Interest Rates: Naturally Negative?

It is no longer absurd to think that the nominal yield on U.S. Treasury securities could go negative. Last week the German 30-year government bond yield dipped into negative territory for the first time ever. Around $14 trillion of outstanding bonds worldwide, or 25% of the market, now trade at negative yields, according to Bloomberg. What was once viewed as a short-term aberration – that creditors are paying debtors for taking their money – has already become commonplace in developed markets outside of the U.S. Whenever the world economy next goes into hibernation, U.S. Treasuries – which many investors view as the ultimate “safe haven” apart from gold – may be no exception to the negative yield phenomenon. And if trade tensions keep escalating, bond markets may move in that direction faster than many investors think.

What’s behind negative interest rates? Many observers blame central banks like the European Central Bank (ECB) and the Bank of Japan (BOJ) that are taxing banks’ excess reserves with negative deposit rates and have made bonds scarcer by removing them from the market through their purchase programs.

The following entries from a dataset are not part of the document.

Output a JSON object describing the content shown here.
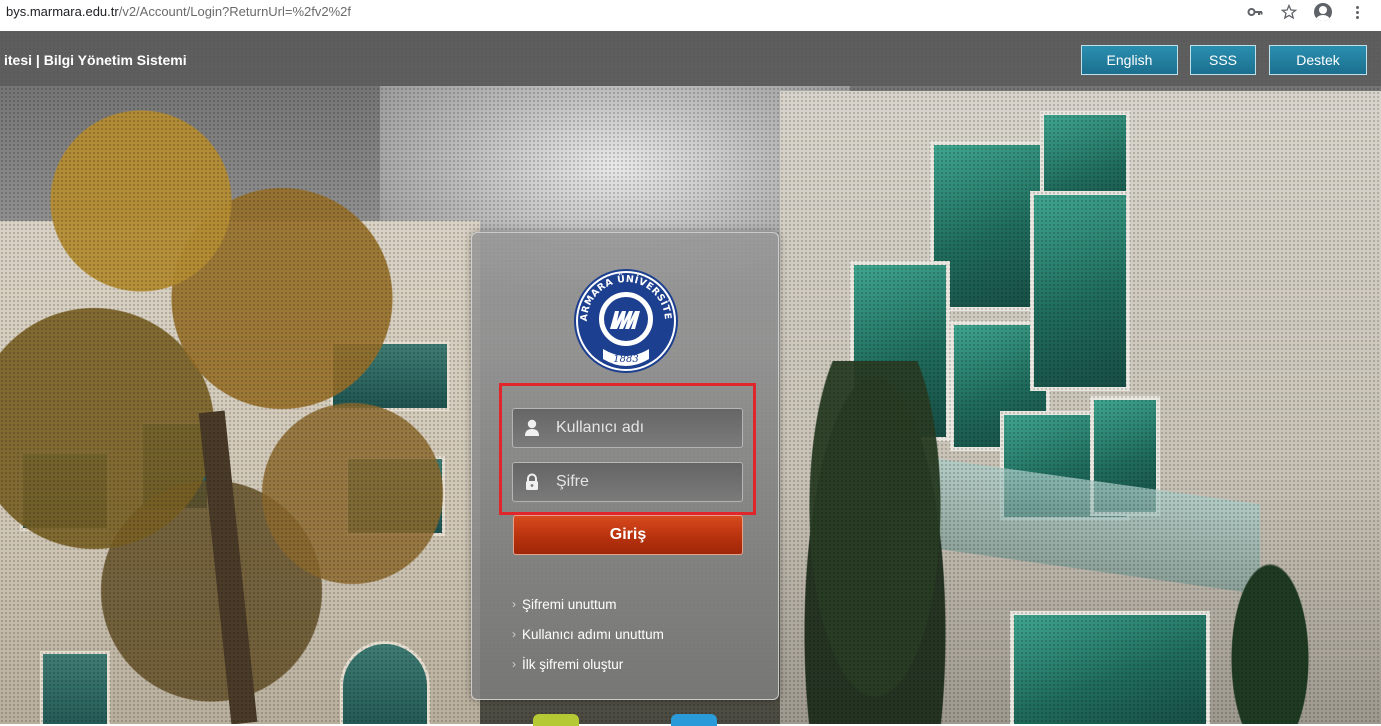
{
  "browser": {
    "url_host": "bys.marmara.edu.tr",
    "url_path": "/v2/Account/Login?ReturnUrl=%2fv2%2f",
    "icons": [
      "key-icon",
      "star-icon",
      "account-icon",
      "menu-icon"
    ]
  },
  "header": {
    "title": "itesi | Bilgi Yönetim Sistemi",
    "buttons": {
      "english": "English",
      "sss": "SSS",
      "destek": "Destek"
    }
  },
  "login": {
    "logo": {
      "arc_text": "MARMARA ÜNİVERSİTESİ",
      "year": "1883"
    },
    "username": {
      "placeholder": "Kullanıcı adı",
      "value": ""
    },
    "password": {
      "placeholder": "Şifre",
      "value": ""
    },
    "submit_label": "Giriş",
    "links": [
      {
        "label": "Şifremi unuttum"
      },
      {
        "label": "Kullanıcı adımı unuttum"
      },
      {
        "label": "İlk şifremi oluştur"
      }
    ]
  },
  "colors": {
    "header_button": "#1c6f8e",
    "login_button": "#b8320e",
    "highlight": "#e0262b",
    "logo_blue": "#1d3f8f"
  }
}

The BOJ now owns about half and the ECB about 30% of the bonds issued by their respective governments, according to Bloomberg.

Secular drivers of negative rates

However, we believe central banks are not the villains but rather the victims of deeper fundamental drivers behind low and negative interest rates. The two most important secular drivers are demographics and technology. Rising life expectancy increases desired saving while new technologies are capital-saving and are becoming cheaper – and thus reduce ex ante demand for investment. The resulting savings glut tends to push the “natural” rate of interest lower and lower.